It is good, on the eve of his 94th birthday, at last to have a book, a whole book, by Nicolas Slonimsky and about Nicolas Slonimsky. Until now, the best reference on this wondrous, multitalented, complex, obfuscatory enfant terrible was a lengthy entry in every musician's favorite lexicographic bible, "Baker's Biographical Dictionary."
April 10, 1988
Regarding Martin Bernheimer's review of musicologist Nicolas Slonimsky's new autobiography (Book Review, March 27): An ironic note in a minor key: Slonimsky is far too discreet to mention it, but four years ago, he was one of 13 brave resisters to a callous Westwood apartment eviction. Even at age 90, under the threat of losing his home, he was still not afraid to stand up for his rights. The greedy, insensitive landlord? None other than Peter S. Bing, son of Anna Bing Arnold, the patroness saint in L.A. cultural philanthropy.
May 14, 1989
GLENN GOULD A Life and Variations by Otto Friedrich (Random House: $22.50; 446 pp.) "For those interested in the story of that remarkable musician, a fantasist bearing a bundle of inhibitions, 'A Life and Variations' proves to be a most satisfying account of this enigmatic personality."--Nicolas Slonimsky AGONY IN THE GARDEN A Stranger in Central America by Edward R. F. Sheehan (Houghton Mifflin: $19.95; 362 pp.) "A brilliant if eccentric book--truly I will never read another headline about Central America without recalling Sheehan's dreamlike images of beggar and whore, jungle fighter and privileged revolutionary, torture chamber and cathedral."
October 23, 1989 |
In his prefatory remarks to a concert of music by Mark McGurty on Friday, the venerable lexicographer Nicolas Slonimsky stated flatly that no music dictionary, not even his own, could adequately describe McGurty's music. He's probably right.
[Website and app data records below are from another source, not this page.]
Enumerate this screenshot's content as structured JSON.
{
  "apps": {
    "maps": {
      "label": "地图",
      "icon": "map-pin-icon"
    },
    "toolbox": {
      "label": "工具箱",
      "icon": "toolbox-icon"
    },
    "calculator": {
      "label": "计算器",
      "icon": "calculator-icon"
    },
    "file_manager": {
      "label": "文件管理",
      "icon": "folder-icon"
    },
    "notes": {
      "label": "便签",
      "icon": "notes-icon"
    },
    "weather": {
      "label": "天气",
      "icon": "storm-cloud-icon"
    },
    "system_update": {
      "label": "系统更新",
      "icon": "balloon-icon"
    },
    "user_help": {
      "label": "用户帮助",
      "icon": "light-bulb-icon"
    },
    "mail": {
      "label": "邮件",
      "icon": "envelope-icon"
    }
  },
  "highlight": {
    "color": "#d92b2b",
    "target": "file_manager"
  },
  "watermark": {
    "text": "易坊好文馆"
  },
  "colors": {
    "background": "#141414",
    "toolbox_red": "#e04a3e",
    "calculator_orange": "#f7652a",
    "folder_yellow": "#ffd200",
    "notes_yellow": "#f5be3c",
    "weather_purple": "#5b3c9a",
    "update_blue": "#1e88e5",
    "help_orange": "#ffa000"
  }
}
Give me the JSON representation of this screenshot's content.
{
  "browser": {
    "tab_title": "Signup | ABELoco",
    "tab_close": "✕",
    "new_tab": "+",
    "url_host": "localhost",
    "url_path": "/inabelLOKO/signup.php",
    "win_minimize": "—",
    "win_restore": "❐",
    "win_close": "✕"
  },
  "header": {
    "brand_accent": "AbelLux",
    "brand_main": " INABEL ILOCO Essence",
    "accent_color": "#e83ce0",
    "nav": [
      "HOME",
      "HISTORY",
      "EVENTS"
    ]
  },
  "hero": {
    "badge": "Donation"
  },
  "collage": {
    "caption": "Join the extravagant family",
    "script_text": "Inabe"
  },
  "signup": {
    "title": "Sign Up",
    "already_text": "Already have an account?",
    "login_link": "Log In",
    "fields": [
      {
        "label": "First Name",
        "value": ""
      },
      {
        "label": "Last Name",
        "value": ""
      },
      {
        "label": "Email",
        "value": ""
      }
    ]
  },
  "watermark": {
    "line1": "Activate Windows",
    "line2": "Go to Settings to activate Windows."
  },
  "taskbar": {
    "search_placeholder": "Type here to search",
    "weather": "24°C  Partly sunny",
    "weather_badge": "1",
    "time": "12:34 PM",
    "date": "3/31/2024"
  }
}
But the six works by the 34-year-old Los Angeles composer heard at the Santa Monica Museum of Art did leave some strong impressions.
April 30, 1994 |
When it comes to 100-year-old hyphenates of cultural import who call Los Angeles home, Nicolas Slonimsky may well have a corner on the market. The musicologist-author-conductor-composer-provocateur-watchdog-cat lover-and-walking encyclopedia turned 100 on Wednesday and was feted with a birthday party at the Museum of Contemporary Art. While Slonimsky's frail health of late prevented him from leaving his home in West Los Angeles, the Ahmanson Auditorium was filled with his presence by proxy.
October 22, 1985 |
A bright overture, a serious centerpiece, a flashy closing and solid weight in between--what more can one ask of good programming? And when every item on an agenda is being heard for the first time, a program thus described can be very satisfying, indeed. The union of seven composers and 25 instrumentalists that calls itself Lo-Cal Composers gave such a program, beginning its second season, Sunday night in Gindi Auditorium at the University of Judaism.